Jordan, however, would go on to return and show an additional gear. Bird witnessed it almost immediately. The rest of the league had front row seats in the next regular season.
With Williamson giving off best-shape-of-his-career vibes, recanting how he amazed even himself by new exploits on the court this summer and talking about finding peace mentally on media day, why not have faith that something greater is in store? Especially after learning that his talent level shined mere hours later in front of teammates and coaches following a year-plus hiatus from 5-on-5 action.
Hey, the hoop earring in Zion’s left ear could serve as an important clue.
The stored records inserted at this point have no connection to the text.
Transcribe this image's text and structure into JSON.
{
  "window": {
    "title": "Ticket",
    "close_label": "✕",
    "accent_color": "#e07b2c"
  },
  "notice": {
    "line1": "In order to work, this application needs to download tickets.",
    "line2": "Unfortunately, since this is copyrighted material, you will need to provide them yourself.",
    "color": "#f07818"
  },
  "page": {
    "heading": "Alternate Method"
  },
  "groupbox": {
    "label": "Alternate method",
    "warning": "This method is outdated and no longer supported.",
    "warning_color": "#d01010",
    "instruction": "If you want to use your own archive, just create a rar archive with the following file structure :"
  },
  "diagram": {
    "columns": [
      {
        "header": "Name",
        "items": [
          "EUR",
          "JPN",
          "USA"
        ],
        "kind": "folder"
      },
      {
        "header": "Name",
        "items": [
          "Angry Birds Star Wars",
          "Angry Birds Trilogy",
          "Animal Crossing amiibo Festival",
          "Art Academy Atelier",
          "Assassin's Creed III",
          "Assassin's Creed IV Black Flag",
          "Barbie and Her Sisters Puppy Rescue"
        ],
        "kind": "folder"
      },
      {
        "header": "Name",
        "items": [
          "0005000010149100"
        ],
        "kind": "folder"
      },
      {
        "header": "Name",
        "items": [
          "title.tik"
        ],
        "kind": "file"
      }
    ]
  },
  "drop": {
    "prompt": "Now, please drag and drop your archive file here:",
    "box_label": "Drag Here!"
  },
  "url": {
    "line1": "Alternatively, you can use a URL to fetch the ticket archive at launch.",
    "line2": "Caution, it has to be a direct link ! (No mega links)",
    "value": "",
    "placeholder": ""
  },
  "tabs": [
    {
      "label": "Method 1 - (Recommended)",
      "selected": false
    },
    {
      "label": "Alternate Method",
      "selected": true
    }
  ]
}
There was also the gold hoop earring that dangled from Jordan’s left earlobe. The jewel made its debut in the mid-’90s and lives on today.
I’m not advocating that Williamson will approach Jordan’s 1986-87 scoring average. For starters, Zion’s teammates are significantly better, as it’s practically a guarantee that Brandon Ingram and CJ McCollum will share a lot of the limelight. However, Williamson has the potential to flash a greater arsenal.
Close followers have often remarked that while Zion Williamson has often amazed while wearing a New Orleans uniform, his performances haven’t quite mimicked the complete mastery evidenced at Duke University.
It truly feels like that may soon change.
For more Pelicans talk, subscribe to The Bird Calls podcast feed on iTunes, Spotify, Stitcher or Google Podcasts. You can follow this author on Twitter at @OlehKosel.